This story is about far more than finances and the sale of land. ‘It’s really about dislocation and grief,’ Logan says. ‘In situations like this, people lose their identity and can feel they’ve betrayed their ancestors or robbed their children of an inheritance.’ The real issue is loss of heritage.

Although she’s not a counsellor, Jan Bruce also finds herself listening to similar difficulties. ‘Farmers call me just to have someone to talk to,’ she says. ‘It’s hard because I can’t solve their personal problems, I have to refer them to a mental health worker.’

What she can do, though, is offer practical help, the kind that ‘puts food on the table’. As a drought support worker, her main task is to arrange opportunities for drought-affected farm families, rural communities and agriculture-dependent small businesses to access Government and welfare support. The Federal Government supplies wide-ranging assistance to people living in drought-affected areas, including free financial counselling and management training. In addition, from 1 July 2007, an extra $8 million is being distributed through the Country Women’s Association as emergency aid grants to meet immediate household needs and fund community-based activities.

In every State and Territory, there are regions the Government calls ‘exceptional circumstances’. In such places, the drought is so severe that the agricultural industry could not possibly be expected to cope, even with responsible management strategies. Half of South Australia and Queensland, and almost all of New South Wales and Victoria, fit the bill. The Federal Government provides families, communities and agriculture-dependent small business in these areas with income support and grants to help farmers who have sold their farms and left agriculture to re-start their lives.

At the same time, the generosity of everyday people has been overwhelming. ‘Last Christmas was amazing,’ Jan Bruce enthuses. ‘Semi-trailer loads of food and pamper packs of beauty products arrived from our cities. I never run out of gifts to distribute — the recipients are so touched that others have thought of them.’

Terry Logan agrees. While he knows gifts don’t save animals and farms, they do boost community spirit. ‘Some people realistically need $200,000 to get out of trouble,’ he says. ‘We obviously don’t have that kind of money, but we can bring happiness in small and practical ways. We can encourage the community.’

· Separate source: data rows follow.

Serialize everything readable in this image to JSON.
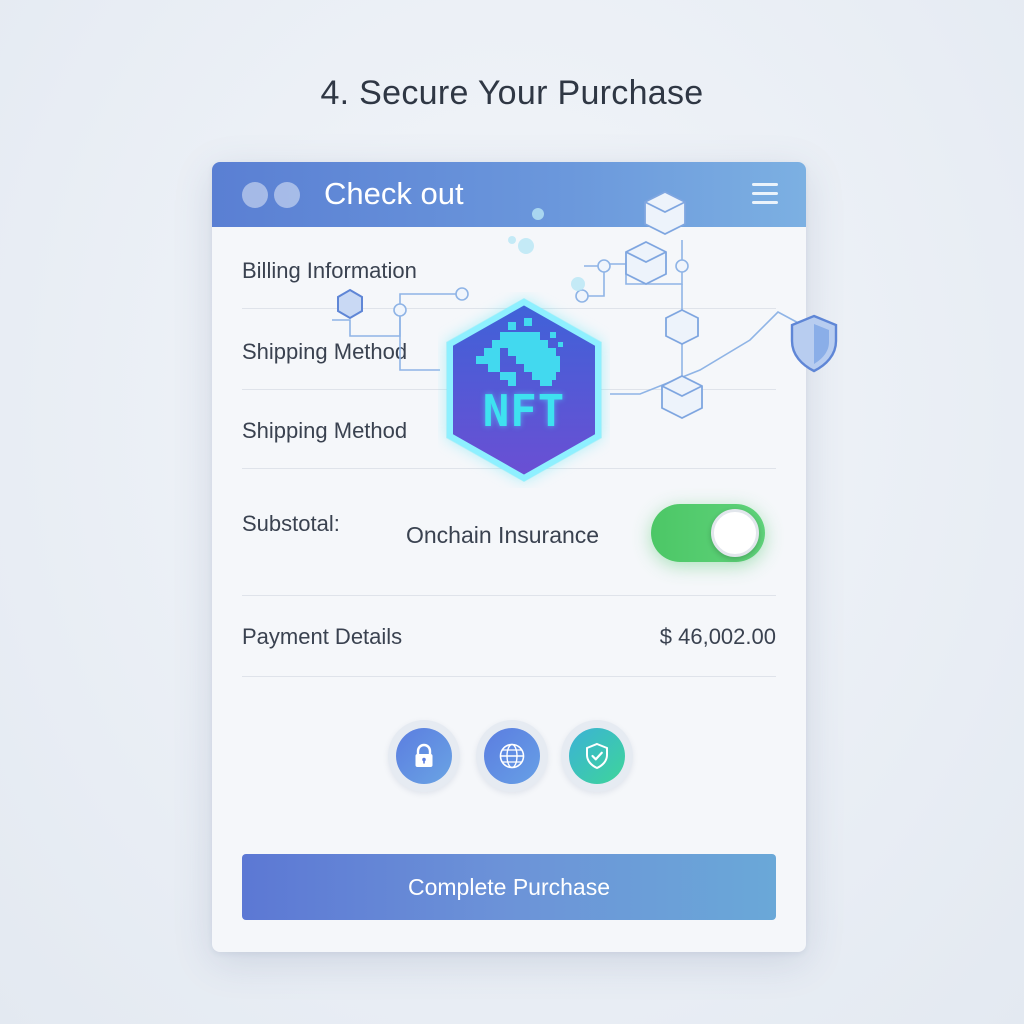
{
  "page": {
    "title": "4. Secure Your Purchase"
  },
  "window": {
    "title": "Check out",
    "icons": {
      "menu": "hamburger-menu-icon"
    }
  },
  "rows": {
    "billing": "Billing Information",
    "shipping_1": "Shipping Method",
    "shipping_2": "Shipping Method",
    "subtotal": "Substotal:",
    "payment": "Payment Details"
  },
  "insurance": {
    "label": "Onchain Insurance",
    "enabled": true
  },
  "price": "$ 46,002.00",
  "nft_badge": {
    "text": "NFT"
  },
  "security_badges": [
    "lock-icon",
    "globe-icon",
    "shield-check-icon"
  ],
  "cta": {
    "label": "Complete Purchase"
  },
  "colors": {
    "accent": "#5a7fd3",
    "toggle_on": "#4cc766",
    "nft_glow": "#3ee2f0"
  }
}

Nonetheless, kindness can cause complications. Pride and shame make some hide their need. There’s also bitterness, which causes some in needy communities to judge who does and doesn’t deserve help. For example, Terry Logan was informed of one woman who was ‘too rich’ to receive a complimentary Mother’s Day gift. Another time, food donations ended in hostility rather than happiness when allegations surfaced that some people had received more than others.

Just as the ambiguity of climate means drought has no easy solution, responses such as these reveal the complexity of its psychological fall-out. Regardless, one thing is certain: as Jan Bruce points out, ‘The extent and length of this drought means that everyone has suffered.’

Launched in 2004, New Matilda is one of Australia's oldest online independent publications. It's focus is on investigative journalism and analysis, with occasional smart arsery thrown in for reasons of sanity. New Matilda is owned and edited by Walkley Award and Human Rights Award winning journalist Chris Graham.